» **Work request**:
Go through the records and restate them word for word, omitting images.

» **Data shown**:

------------------------

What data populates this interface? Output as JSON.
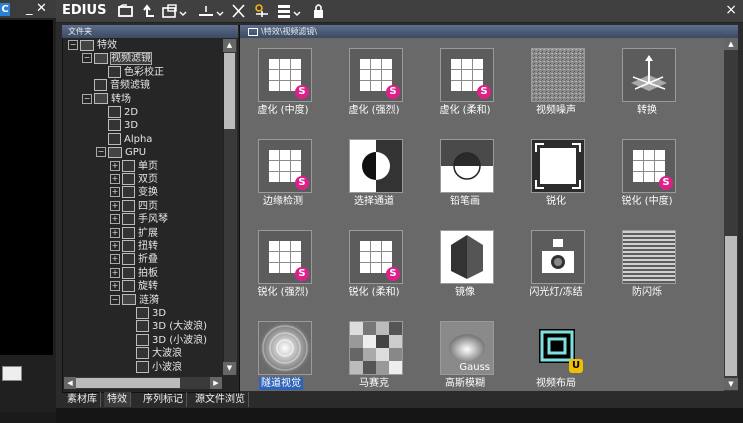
{
  "left_tag": "C",
  "app": {
    "title": "EDIUS",
    "close": "×"
  },
  "folder_panel": {
    "header": "文件夹",
    "tree": [
      {
        "label": "特效",
        "toggle": "−",
        "type": "folder",
        "level": 0
      },
      {
        "label": "视频滤镜",
        "toggle": "−",
        "type": "folder",
        "level": 1,
        "selected": true
      },
      {
        "label": "色彩校正",
        "toggle": "",
        "type": "item",
        "level": 2
      },
      {
        "label": "音频滤镜",
        "toggle": "",
        "type": "item",
        "level": 1
      },
      {
        "label": "转场",
        "toggle": "−",
        "type": "folder",
        "level": 1
      },
      {
        "label": "2D",
        "toggle": "",
        "type": "item",
        "level": 2
      },
      {
        "label": "3D",
        "toggle": "",
        "type": "item",
        "level": 2
      },
      {
        "label": "Alpha",
        "toggle": "",
        "type": "item",
        "level": 2
      },
      {
        "label": "GPU",
        "toggle": "−",
        "type": "folder",
        "level": 2
      },
      {
        "label": "单页",
        "toggle": "+",
        "type": "item",
        "level": 3
      },
      {
        "label": "双页",
        "toggle": "+",
        "type": "item",
        "level": 3
      },
      {
        "label": "变换",
        "toggle": "+",
        "type": "item",
        "level": 3
      },
      {
        "label": "四页",
        "toggle": "+",
        "type": "item",
        "level": 3
      },
      {
        "label": "手风琴",
        "toggle": "+",
        "type": "item",
        "level": 3
      },
      {
        "label": "扩展",
        "toggle": "+",
        "type": "item",
        "level": 3
      },
      {
        "label": "扭转",
        "toggle": "+",
        "type": "item",
        "level": 3
      },
      {
        "label": "折叠",
        "toggle": "+",
        "type": "item",
        "level": 3
      },
      {
        "label": "拍板",
        "toggle": "+",
        "type": "item",
        "level": 3
      },
      {
        "label": "旋转",
        "toggle": "+",
        "type": "item",
        "level": 3
      },
      {
        "label": "涟漪",
        "toggle": "−",
        "type": "folder",
        "level": 3
      },
      {
        "label": "3D",
        "toggle": "",
        "type": "item",
        "level": 4
      },
      {
        "label": "3D (大波浪)",
        "toggle": "",
        "type": "item",
        "level": 4
      },
      {
        "label": "3D (小波浪)",
        "toggle": "",
        "type": "item",
        "level": 4
      },
      {
        "label": "大波浪",
        "toggle": "",
        "type": "item",
        "level": 4
      },
      {
        "label": "小波浪",
        "toggle": "",
        "type": "item",
        "level": 4
      }
    ]
  },
  "tabs": [
    "素材库",
    "特效",
    "序列标记",
    "源文件浏览"
  ],
  "active_tab": 1,
  "effect_panel": {
    "path": "\\特效\\视频滤镜\\",
    "effects": [
      {
        "label": "虚化 (中度)",
        "icon": "grid-icon",
        "badge": "S"
      },
      {
        "label": "虚化 (强烈)",
        "icon": "grid-icon",
        "badge": "S"
      },
      {
        "label": "虚化 (柔和)",
        "icon": "grid-icon",
        "badge": "S"
      },
      {
        "label": "视频噪声",
        "icon": "noise-icon",
        "badge": ""
      },
      {
        "label": "转换",
        "icon": "axis-3d-icon",
        "badge": ""
      },
      {
        "label": "边缘检测",
        "icon": "grid-icon",
        "badge": "S"
      },
      {
        "label": "选择通道",
        "icon": "channel-select-icon",
        "badge": ""
      },
      {
        "label": "铅笔画",
        "icon": "pencil-sketch-icon",
        "badge": ""
      },
      {
        "label": "锐化",
        "icon": "sharpen-icon",
        "badge": ""
      },
      {
        "label": "锐化 (中度)",
        "icon": "grid-icon",
        "badge": "S"
      },
      {
        "label": "锐化 (强烈)",
        "icon": "grid-icon",
        "badge": "S"
      },
      {
        "label": "锐化 (柔和)",
        "icon": "grid-icon",
        "badge": "S"
      },
      {
        "label": "镜像",
        "icon": "mirror-icon",
        "badge": ""
      },
      {
        "label": "闪光灯/冻结",
        "icon": "camera-flash-icon",
        "badge": ""
      },
      {
        "label": "防闪烁",
        "icon": "flicker-lines-icon",
        "badge": ""
      },
      {
        "label": "隧道视觉",
        "icon": "tunnel-icon",
        "badge": "",
        "selected": true
      },
      {
        "label": "马赛克",
        "icon": "mosaic-icon",
        "badge": ""
      },
      {
        "label": "高斯模糊",
        "icon": "gauss-icon",
        "badge": "",
        "overlay": "Gauss"
      },
      {
        "label": "视频布局",
        "icon": "layout-icon",
        "badge": "U"
      }
    ]
  },
  "colors": {
    "badge_s": "#e0208a",
    "badge_u": "#f0c000",
    "selection": "#2e63b8",
    "panel_bg": "#696969"
  }
}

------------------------

» **Result of the task**:
What data populates this interface? Output as JSON.
{
  "left_tag": "C",
  "app": {
    "title": "EDIUS",
    "close": "×"
  },
  "folder_panel": {
    "header": "文件夹",
    "tree": [
      {
        "label": "特效",
        "toggle": "−",
        "type": "folder",
        "level": 0
      },
      {
        "label": "视频滤镜",
        "toggle": "−",
        "type": "folder",
        "level": 1,
        "selected": true
      },
      {
        "label": "色彩校正",
        "toggle": "",
        "type": "item",
        "level": 2
      },
      {
        "label": "音频滤镜",
        "toggle": "",
        "type": "item",
        "level": 1
      },
      {
        "label": "转场",
        "toggle": "−",
        "type": "folder",
        "level": 1
      },
      {
        "label": "2D",
        "toggle": "",
        "type": "item",
        "level": 2
      },
      {
        "label": "3D",
        "toggle": "",
        "type": "item",
        "level": 2
      },
      {
        "label": "Alpha",
        "toggle": "",
        "type": "item",
        "level": 2
      },
      {
        "label": "GPU",
        "toggle": "−",
        "type": "folder",
        "level": 2
      },
      {
        "label": "单页",
        "toggle": "+",
        "type": "item",
        "level": 3
      },
      {
        "label": "双页",
        "toggle": "+",
        "type": "item",
        "level": 3
      },
      {
        "label": "变换",
        "toggle": "+",
        "type": "item",
        "level": 3
      },
      {
        "label": "四页",
        "toggle": "+",
        "type": "item",
        "level": 3
      },
      {
        "label": "手风琴",
        "toggle": "+",
        "type": "item",
        "level": 3
      },
      {
        "label": "扩展",
        "toggle": "+",
        "type": "item",
        "level": 3
      },
      {
        "label": "扭转",
        "toggle": "+",
        "type": "item",
        "level": 3
      },
      {
        "label": "折叠",
        "toggle": "+",
        "type": "item",
        "level": 3
      },
      {
        "label": "拍板",
        "toggle": "+",
        "type": "item",
        "level": 3
      },
      {
        "label": "旋转",
        "toggle": "+",
        "type": "item",
        "level": 3
      },
      {
        "label": "涟漪",
        "toggle": "−",
        "type": "folder",
        "level": 3
      },
      {
        "label": "3D",
        "toggle": "",
        "type": "item",
        "level": 4
      },
      {
        "label": "3D (大波浪)",
        "toggle": "",
        "type": "item",
        "level": 4
      },
      {
        "label": "3D (小波浪)",
        "toggle": "",
        "type": "item",
        "level": 4
      },
      {
        "label": "大波浪",
        "toggle": "",
        "type": "item",
        "level": 4
      },
      {
        "label": "小波浪",
        "toggle": "",
        "type": "item",
        "level": 4
      }
    ]
  },
  "tabs": [
    "素材库",
    "特效",
    "序列标记",
    "源文件浏览"
  ],
  "active_tab": 1,
  "effect_panel": {
    "path": "\\特效\\视频滤镜\\",
    "effects": [
      {
        "label": "虚化 (中度)",
        "icon": "grid-icon",
        "badge": "S"
      },
      {
        "label": "虚化 (强烈)",
        "icon": "grid-icon",
        "badge": "S"
      },
      {
        "label": "虚化 (柔和)",
        "icon": "grid-icon",
        "badge": "S"
      },
      {
        "label": "视频噪声",
        "icon": "noise-icon",
        "badge": ""
      },
      {
        "label": "转换",
        "icon": "axis-3d-icon",
        "badge": ""
      },
      {
        "label": "边缘检测",
        "icon": "grid-icon",
        "badge": "S"
      },
      {
        "label": "选择通道",
        "icon": "channel-select-icon",
        "badge": ""
      },
      {
        "label": "铅笔画",
        "icon": "pencil-sketch-icon",
        "badge": ""
      },
      {
        "label": "锐化",
        "icon": "sharpen-icon",
        "badge": ""
      },
      {
        "label": "锐化 (中度)",
        "icon": "grid-icon",
        "badge": "S"
      },
      {
        "label": "锐化 (强烈)",
        "icon": "grid-icon",
        "badge": "S"
      },
      {
        "label": "锐化 (柔和)",
        "icon": "grid-icon",
        "badge": "S"
      },
      {
        "label": "镜像",
        "icon": "mirror-icon",
        "badge": ""
      },
      {
        "label": "闪光灯/冻结",
        "icon": "camera-flash-icon",
        "badge": ""
      },
      {
        "label": "防闪烁",
        "icon": "flicker-lines-icon",
        "badge": ""
      },
      {
        "label": "隧道视觉",
        "icon": "tunnel-icon",
        "badge": "",
        "selected": true
      },
      {
        "label": "马赛克",
        "icon": "mosaic-icon",
        "badge": ""
      },
      {
        "label": "高斯模糊",
        "icon": "gauss-icon",
        "badge": "",
        "overlay": "Gauss"
      },
      {
        "label": "视频布局",
        "icon": "layout-icon",
        "badge": "U"
      }
    ]
  },
  "colors": {
    "badge_s": "#e0208a",
    "badge_u": "#f0c000",
    "selection": "#2e63b8",
    "panel_bg": "#696969"
  }
}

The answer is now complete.